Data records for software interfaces
:::
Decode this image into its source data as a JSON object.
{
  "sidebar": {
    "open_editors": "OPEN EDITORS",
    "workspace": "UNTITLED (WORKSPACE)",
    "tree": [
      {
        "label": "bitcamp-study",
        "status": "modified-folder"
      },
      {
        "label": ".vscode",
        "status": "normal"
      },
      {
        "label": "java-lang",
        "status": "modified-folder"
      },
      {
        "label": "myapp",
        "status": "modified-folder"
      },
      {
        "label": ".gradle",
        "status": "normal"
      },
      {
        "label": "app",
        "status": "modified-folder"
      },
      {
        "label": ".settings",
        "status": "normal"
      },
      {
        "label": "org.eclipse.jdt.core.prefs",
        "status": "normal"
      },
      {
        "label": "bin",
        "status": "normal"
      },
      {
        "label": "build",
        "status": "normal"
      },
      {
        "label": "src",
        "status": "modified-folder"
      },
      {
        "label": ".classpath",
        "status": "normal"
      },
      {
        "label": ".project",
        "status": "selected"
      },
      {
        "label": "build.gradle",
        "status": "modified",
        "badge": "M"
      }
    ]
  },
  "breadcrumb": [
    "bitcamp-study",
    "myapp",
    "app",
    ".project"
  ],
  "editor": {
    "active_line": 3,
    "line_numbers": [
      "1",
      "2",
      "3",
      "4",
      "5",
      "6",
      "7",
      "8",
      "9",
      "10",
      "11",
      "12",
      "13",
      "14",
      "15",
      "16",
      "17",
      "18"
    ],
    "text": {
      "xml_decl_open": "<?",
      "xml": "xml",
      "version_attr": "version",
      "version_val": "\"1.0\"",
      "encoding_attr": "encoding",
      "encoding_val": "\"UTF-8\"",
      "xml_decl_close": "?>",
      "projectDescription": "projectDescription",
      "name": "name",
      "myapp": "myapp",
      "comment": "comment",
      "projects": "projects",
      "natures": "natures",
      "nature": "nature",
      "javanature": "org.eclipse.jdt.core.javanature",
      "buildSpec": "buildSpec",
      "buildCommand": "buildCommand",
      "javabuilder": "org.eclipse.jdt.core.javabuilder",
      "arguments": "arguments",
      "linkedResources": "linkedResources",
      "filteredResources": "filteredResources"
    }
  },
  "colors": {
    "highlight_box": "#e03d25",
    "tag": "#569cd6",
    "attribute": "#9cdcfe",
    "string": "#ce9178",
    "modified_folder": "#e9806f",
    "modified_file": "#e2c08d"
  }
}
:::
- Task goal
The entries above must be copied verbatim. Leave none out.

- Reply
Decode this image into its source data as a JSON object.
{
  "sidebar": {
    "open_editors": "OPEN EDITORS",
    "workspace": "UNTITLED (WORKSPACE)",
    "tree": [
      {
        "label": "bitcamp-study",
        "status": "modified-folder"
      },
      {
        "label": ".vscode",
        "status": "normal"
      },
      {
        "label": "java-lang",
        "status": "modified-folder"
      },
      {
        "label": "myapp",
        "status": "modified-folder"
      },
      {
        "label": ".gradle",
        "status": "normal"
      },
      {
        "label": "app",
        "status": "modified-folder"
      },
      {
        "label": ".settings",
        "status": "normal"
      },
      {
        "label": "org.eclipse.jdt.core.prefs",
        "status": "normal"
      },
      {
        "label": "bin",
        "status": "normal"
      },
      {
        "label": "build",
        "status": "normal"
      },
      {
        "label": "src",
        "status": "modified-folder"
      },
      {
        "label": ".classpath",
        "status": "normal"
      },
      {
        "label": ".project",
        "status": "selected"
      },
      {
        "label": "build.gradle",
        "status": "modified",
        "badge": "M"
      }
    ]
  },
  "breadcrumb": [
    "bitcamp-study",
    "myapp",
    "app",
    ".project"
  ],
  "editor": {
    "active_line": 3,
    "line_numbers": [
      "1",
      "2",
      "3",
      "4",
      "5",
      "6",
      "7",
      "8",
      "9",
      "10",
      "11",
      "12",
      "13",
      "14",
      "15",
      "16",
      "17",
      "18"
    ],
    "text": {
      "xml_decl_open": "<?",
      "xml": "xml",
      "version_attr": "version",
      "version_val": "\"1.0\"",
      "encoding_attr": "encoding",
      "encoding_val": "\"UTF-8\"",
      "xml_decl_close": "?>",
      "projectDescription": "projectDescription",
      "name": "name",
      "myapp": "myapp",
      "comment": "comment",
      "projects": "projects",
      "natures": "natures",
      "nature": "nature",
      "javanature": "org.eclipse.jdt.core.javanature",
      "buildSpec": "buildSpec",
      "buildCommand": "buildCommand",
      "javabuilder": "org.eclipse.jdt.core.javabuilder",
      "arguments": "arguments",
      "linkedResources": "linkedResources",
      "filteredResources": "filteredResources"
    }
  },
  "colors": {
    "highlight_box": "#e03d25",
    "tag": "#569cd6",
    "attribute": "#9cdcfe",
    "string": "#ce9178",
    "modified_folder": "#e9806f",
    "modified_file": "#e2c08d"
  }
}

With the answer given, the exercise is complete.